none
DC has been using public DNS Servers for a long time - Will fixing this break anything?

    Question

  • Hi there,

    We recently took over IT for a small business that uses SBS 2003 box which is in disrepair (yes, I realize this is the Windows Server general forum, but as far as I know, that makes no difference in this case). Among other things, its DNS client has been set to use public, Internet-based DNS servers for a long time, probably several years. We'd like to fix this in preparation for a migration to a new server which will be a DC, but are concerned that things may go south if we set the DNS client back it itself since it hasn't been for so long. So, we're just wondering if anyone has ever run into this before, and are there any negative side effects to fixing this problem? 

    Thanks in advance!

    Sunday, January 12, 2014 7:38 PM

Answers

  • Well, first I would have wanted to know why someone did it in the first place...

    I am guessing that all clients are using the SBS DC as their primary dns, and I can't see any issues changing the SBS DNS to it self, and make sure you have proper forwarders or root hints  configured on the server it self.

    I've been running in to this issue Before, and the only thing that changed after we changed the dns was that we got rid of a lot of errors in the event logs.

    Hope this helps you out, let us know if you do need further assistance!

    /Johan


    Microsoft Certified Trainer
    MCSE: Desktop, Server, Private Cloud, Messaging
    Blog: http://365lab.net

    • Marked as answer by AITCanada Sunday, January 12, 2014 8:02 PM
    Sunday, January 12, 2014 7:45 PM

All replies

  • Well, first I would have wanted to know why someone did it in the first place...

    I am guessing that all clients are using the SBS DC as their primary dns, and I can't see any issues changing the SBS DNS to it self, and make sure you have proper forwarders or root hints  configured on the server it self.

    I've been running in to this issue Before, and the only thing that changed after we changed the dns was that we got rid of a lot of errors in the event logs.

    Hope this helps you out, let us know if you do need further assistance!

    /Johan


    Microsoft Certified Trainer
    MCSE: Desktop, Server, Private Cloud, Messaging
    Blog: http://365lab.net

    • Marked as answer by AITCanada Sunday, January 12, 2014 8:02 PM
    Sunday, January 12, 2014 7:45 PM
  • Thanks, Johan.

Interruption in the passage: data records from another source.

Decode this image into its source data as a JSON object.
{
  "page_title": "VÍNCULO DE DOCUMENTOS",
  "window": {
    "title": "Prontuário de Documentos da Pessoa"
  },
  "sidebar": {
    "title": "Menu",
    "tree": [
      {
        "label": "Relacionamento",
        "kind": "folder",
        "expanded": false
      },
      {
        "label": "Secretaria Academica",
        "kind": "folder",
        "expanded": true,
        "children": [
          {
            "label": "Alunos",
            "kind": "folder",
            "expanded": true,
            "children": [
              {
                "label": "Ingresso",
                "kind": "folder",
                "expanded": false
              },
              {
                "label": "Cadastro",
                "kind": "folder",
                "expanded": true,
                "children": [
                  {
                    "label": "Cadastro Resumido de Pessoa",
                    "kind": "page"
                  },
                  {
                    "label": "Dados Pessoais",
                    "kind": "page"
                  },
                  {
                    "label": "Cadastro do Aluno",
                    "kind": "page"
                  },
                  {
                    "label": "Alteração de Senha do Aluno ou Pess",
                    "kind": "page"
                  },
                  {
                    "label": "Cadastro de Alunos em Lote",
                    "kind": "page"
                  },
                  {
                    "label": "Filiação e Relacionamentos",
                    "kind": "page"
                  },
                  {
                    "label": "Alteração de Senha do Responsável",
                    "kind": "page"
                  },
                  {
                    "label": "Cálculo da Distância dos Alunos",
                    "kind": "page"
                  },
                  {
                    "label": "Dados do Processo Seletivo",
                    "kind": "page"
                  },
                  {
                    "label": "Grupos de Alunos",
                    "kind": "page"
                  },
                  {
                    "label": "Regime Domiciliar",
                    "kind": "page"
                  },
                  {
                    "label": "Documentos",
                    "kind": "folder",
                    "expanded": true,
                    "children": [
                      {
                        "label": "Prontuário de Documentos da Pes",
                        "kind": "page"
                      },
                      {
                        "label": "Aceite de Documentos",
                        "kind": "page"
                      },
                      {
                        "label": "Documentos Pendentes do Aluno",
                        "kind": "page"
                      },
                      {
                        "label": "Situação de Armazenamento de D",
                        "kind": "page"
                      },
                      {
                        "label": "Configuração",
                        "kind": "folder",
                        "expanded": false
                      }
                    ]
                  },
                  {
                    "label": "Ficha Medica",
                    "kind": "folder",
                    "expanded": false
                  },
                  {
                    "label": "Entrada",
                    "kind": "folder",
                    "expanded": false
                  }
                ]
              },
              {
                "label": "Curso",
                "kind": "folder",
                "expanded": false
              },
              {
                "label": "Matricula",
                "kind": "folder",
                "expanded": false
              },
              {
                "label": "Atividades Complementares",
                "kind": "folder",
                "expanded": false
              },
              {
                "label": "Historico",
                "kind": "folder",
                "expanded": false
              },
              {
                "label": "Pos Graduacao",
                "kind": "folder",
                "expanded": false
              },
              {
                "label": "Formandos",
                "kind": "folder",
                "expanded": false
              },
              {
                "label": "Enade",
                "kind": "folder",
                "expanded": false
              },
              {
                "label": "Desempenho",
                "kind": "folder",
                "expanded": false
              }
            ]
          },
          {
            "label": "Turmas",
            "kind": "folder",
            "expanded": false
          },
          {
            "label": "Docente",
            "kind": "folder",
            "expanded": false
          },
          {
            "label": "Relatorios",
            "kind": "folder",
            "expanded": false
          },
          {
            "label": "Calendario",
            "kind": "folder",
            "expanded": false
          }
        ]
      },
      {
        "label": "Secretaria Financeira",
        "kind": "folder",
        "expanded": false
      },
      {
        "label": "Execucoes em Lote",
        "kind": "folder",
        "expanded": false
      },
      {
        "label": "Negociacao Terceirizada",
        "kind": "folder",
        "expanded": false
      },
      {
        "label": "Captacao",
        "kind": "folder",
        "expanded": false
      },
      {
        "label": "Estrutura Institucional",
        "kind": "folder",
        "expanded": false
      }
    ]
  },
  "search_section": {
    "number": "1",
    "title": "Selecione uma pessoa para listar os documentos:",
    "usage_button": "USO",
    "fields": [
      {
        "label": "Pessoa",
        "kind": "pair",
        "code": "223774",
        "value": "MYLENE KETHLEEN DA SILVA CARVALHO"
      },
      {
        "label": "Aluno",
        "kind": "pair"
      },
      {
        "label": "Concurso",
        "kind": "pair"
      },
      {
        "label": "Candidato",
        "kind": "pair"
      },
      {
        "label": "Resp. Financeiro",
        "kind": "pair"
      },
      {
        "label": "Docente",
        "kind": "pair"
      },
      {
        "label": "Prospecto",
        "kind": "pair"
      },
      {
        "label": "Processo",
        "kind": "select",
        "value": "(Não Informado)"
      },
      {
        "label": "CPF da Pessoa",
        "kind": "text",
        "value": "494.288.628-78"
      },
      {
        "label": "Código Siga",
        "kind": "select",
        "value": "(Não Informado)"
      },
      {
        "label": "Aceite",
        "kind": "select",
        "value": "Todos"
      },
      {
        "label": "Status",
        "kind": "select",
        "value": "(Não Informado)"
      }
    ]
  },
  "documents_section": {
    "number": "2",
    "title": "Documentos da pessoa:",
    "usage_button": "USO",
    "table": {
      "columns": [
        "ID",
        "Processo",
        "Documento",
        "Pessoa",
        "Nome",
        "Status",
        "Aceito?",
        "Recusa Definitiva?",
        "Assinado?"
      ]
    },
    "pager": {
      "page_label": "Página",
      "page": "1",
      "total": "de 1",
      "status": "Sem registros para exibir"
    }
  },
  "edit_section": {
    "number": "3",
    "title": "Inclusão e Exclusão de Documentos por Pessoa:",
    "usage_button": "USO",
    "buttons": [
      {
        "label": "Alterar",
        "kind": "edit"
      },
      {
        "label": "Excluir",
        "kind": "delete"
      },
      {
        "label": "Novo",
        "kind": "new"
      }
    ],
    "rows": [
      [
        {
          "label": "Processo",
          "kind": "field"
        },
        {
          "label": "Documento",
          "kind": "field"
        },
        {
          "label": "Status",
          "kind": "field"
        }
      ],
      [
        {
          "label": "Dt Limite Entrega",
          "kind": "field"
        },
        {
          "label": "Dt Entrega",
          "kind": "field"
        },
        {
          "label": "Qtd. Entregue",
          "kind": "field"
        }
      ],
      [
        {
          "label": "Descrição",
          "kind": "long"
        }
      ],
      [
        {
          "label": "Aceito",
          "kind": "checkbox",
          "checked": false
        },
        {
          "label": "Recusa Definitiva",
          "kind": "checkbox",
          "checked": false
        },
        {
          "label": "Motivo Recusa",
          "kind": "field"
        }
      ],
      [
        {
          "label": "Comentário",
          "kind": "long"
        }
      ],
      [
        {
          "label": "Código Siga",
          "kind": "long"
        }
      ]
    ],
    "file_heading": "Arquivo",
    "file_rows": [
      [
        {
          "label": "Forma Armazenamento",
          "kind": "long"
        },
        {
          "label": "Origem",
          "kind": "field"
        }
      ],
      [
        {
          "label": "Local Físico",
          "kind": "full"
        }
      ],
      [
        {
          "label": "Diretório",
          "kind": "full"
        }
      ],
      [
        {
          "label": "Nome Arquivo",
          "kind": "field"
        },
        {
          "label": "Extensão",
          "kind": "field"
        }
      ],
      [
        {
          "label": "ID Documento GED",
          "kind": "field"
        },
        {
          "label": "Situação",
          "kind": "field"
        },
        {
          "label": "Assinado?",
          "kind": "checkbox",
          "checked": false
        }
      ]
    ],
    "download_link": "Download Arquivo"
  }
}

I will give it a try soon.

    I, too, wonder why on earth someone did this. We've uncovered so many problems with this client's network that I truly say that their previous IT person had no idea what he was doing. On the one hand, I would love to just create a new AD forest and abandon this one, but there are some other dependencies that would make that cumbersome. 

    On closer inspection, the DNS servers specified were OpenDNS IP's, so my guess is that the old IT person wanted to configure the network to use OpenDNS, but didn't know how to properly configure DNS forwarding.

    Anyways, I will correct the DNS settings this week and see how it goes.

    Thanks for your help!

    Sunday, January 12, 2014 8:01 PM
  • Hi,

    If you still want to use OpenDNS, be aware of their... somewhat interesting catch-all dns resolver, which can make troubleshooting a bit hard sometimes. (OpenDNS is the first Query below...)


    Microsoft Certified Trainer
    MCSE: Desktop, Server, Private Cloud, Messaging
    Blog: http://365lab.net

    Sunday, January 12, 2014 8:06 PM
  • Ah yes, I've run into that myself in the past...it's certainly very annoying! Thanks for the reminder.
    Sunday, January 12, 2014 9:50 PM